I shouldn’t need to start this out by noting that I think Pete Rose should be in the Hall of Fame, since I’ve blathered on and on about that for quite a few years. But there it is anyway … on the record, so to speak.
I mention this because there’s a new movie about Pete’s career exploits being premiered this week – “4192: The Crowning of the Hit King.”
(Pete Rose artwork by Arthur K. Miller, www.artofthegame.com)
Fair enough. It’s the brainchild of a Covington, Ky.-based production company called Barking Fish Entertainment, which reportedly wanted to accentuate the positive when it came to telling the unique story of the banished former ballplayer and manager. Again, I don’t necessarily have a problem with that as far as it goes.
But I am wondering just how far that might be. One of the news reports that I read stated unequivocally that there was not just a downplaying of the negative there was no negative to be found. If true, Ouch!
According to a website called www.OzarksFirst.com, the documentary “never mentions gambling, corked bats, his use of amphetamines or other controversies that surrounded Rose after his playing career ended.”
I like going out on a limb from time to time, so let me just say that I don’t believe it. I don’t believe that a purported documentary about a figure of national prominence could completely ignore such a vital element of the story. The parallels are obvious and plentiful.
President Nixon visits the Great Wall of China and opens relations between West and East and then fade to black, the curtain falls and roll credits? Or to make it more direct, Joe Jackson bats .375 in the 1919 World Series, plays one more season and then hangs up his spikes at age 31 after managing to bat .382 in his final campaign?
The more obvious example would be O.J. Simpson, but I wouldn’t want to equate Pete’s transgressions with what Simpson did. And that may be the biggest point in his favor.
Pete Rose didn’t murder anybody. I know there are good and honorable people who truly believe that his continued banishment from the game is appropriate and just, but I would simply take another tack.
He has been banished from the game he loved for more than two decades, denied the opportunity to make a living on the very ball fields where he performed with such unrelenting distinction for a quarter century. Can’t we make a case that the punishment has been more than adequate?
And for those purists who think it’s just fine the way it is – the permanent ineligibility now means only his Hall of Fame exclusion, since getting rehired in baseball is probably moot – I would ask one question.

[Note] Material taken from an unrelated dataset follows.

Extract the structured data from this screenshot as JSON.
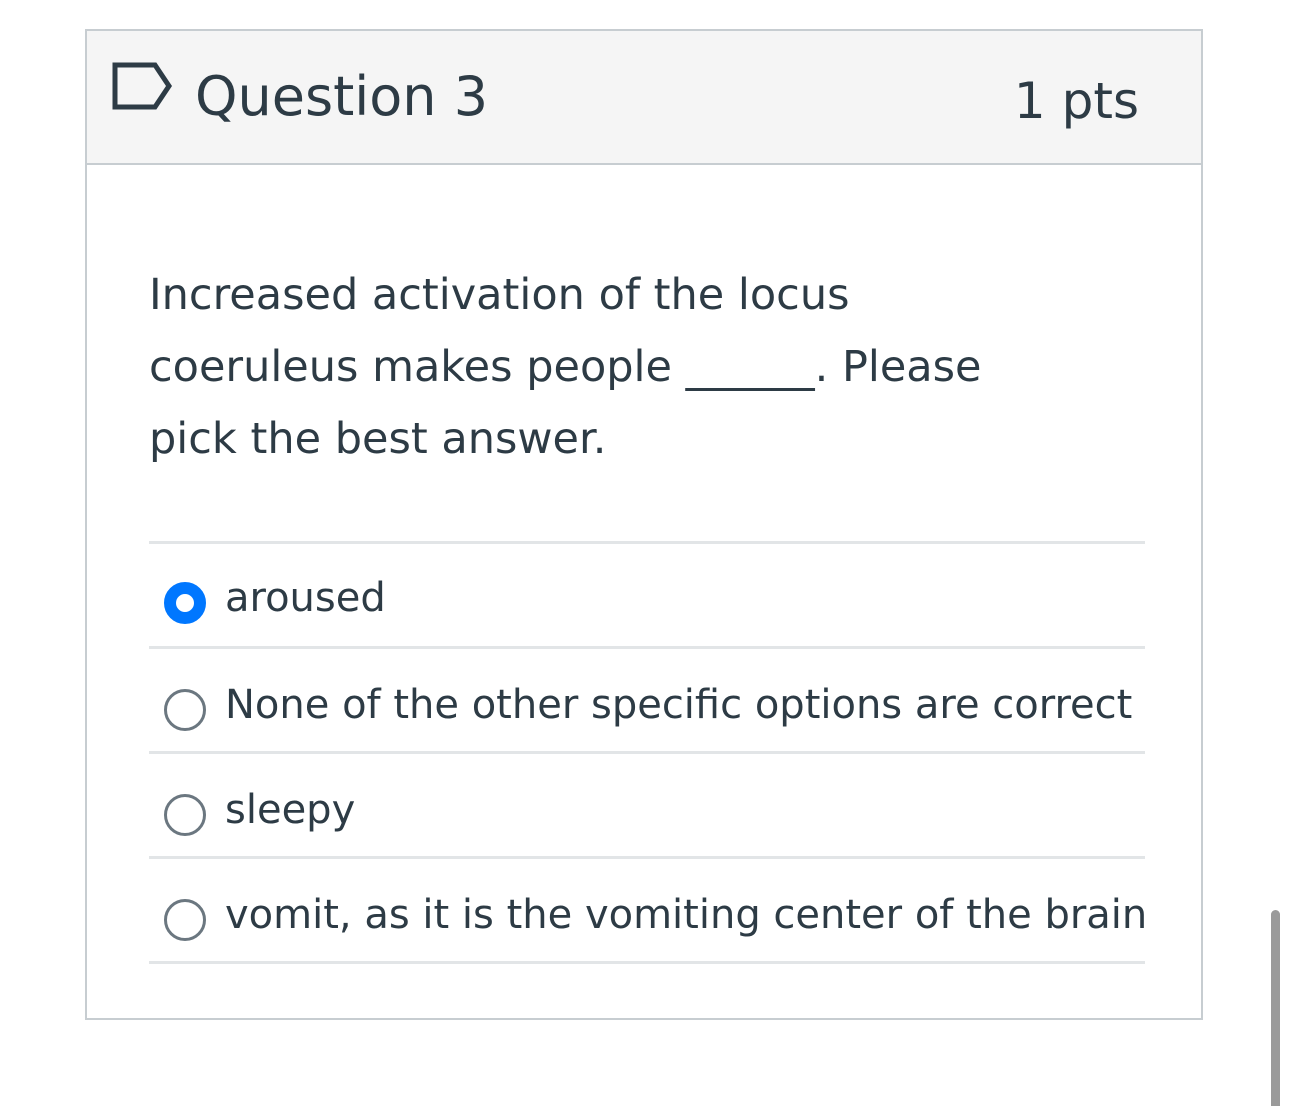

How are we going to reconcile our continued thumping of Pete Rose with our eventual acceptance of the steroid crowd? To exclude nearly a whole generation of baseball’s greatest players from the Hall of Fame is simply something that’s not going to happen. We may spank them for a while, and maybe even a lot longer than I might suppose, but eventually they are going to end up in Cooperstown.

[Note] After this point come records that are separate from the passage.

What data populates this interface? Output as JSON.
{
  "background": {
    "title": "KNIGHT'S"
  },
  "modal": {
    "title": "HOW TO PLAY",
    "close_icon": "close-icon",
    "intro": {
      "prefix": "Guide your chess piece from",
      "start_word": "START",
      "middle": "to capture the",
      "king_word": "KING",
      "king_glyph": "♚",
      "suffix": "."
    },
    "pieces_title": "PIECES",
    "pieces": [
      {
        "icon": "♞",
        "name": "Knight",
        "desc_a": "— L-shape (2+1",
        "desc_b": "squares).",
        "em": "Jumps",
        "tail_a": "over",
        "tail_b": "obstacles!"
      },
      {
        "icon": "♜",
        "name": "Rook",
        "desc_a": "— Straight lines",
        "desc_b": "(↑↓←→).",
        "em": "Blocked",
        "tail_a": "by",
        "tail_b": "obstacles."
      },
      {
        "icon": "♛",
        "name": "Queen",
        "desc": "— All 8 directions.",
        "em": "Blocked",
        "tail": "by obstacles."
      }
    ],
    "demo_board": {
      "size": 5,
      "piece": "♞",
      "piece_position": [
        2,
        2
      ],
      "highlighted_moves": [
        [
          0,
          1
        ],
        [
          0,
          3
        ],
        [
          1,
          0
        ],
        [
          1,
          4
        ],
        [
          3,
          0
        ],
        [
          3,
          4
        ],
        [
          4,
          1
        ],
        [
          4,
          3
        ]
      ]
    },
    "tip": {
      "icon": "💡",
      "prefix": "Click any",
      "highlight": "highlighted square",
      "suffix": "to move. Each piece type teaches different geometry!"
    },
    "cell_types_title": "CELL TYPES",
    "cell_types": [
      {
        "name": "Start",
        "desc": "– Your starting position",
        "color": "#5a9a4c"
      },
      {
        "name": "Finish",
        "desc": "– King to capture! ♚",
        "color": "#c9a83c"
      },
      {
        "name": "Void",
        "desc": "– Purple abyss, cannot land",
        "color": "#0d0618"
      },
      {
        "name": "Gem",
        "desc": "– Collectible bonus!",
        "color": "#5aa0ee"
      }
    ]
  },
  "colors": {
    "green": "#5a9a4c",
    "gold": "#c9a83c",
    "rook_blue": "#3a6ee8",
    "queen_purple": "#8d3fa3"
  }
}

And if/when they do, their plaques will presumably mention steroids, just as a hypothetical Pete Rose plaque would have to mention gambling and “permanent ineligibility” in some fashion.
You can’t just close your eyes and pretend that it never happened. If you’re going to do that, you may just as well get your little cartons of chocolate milk and a box of cookies and wrap yourself in your blanket as you sit cross-legged on the floor.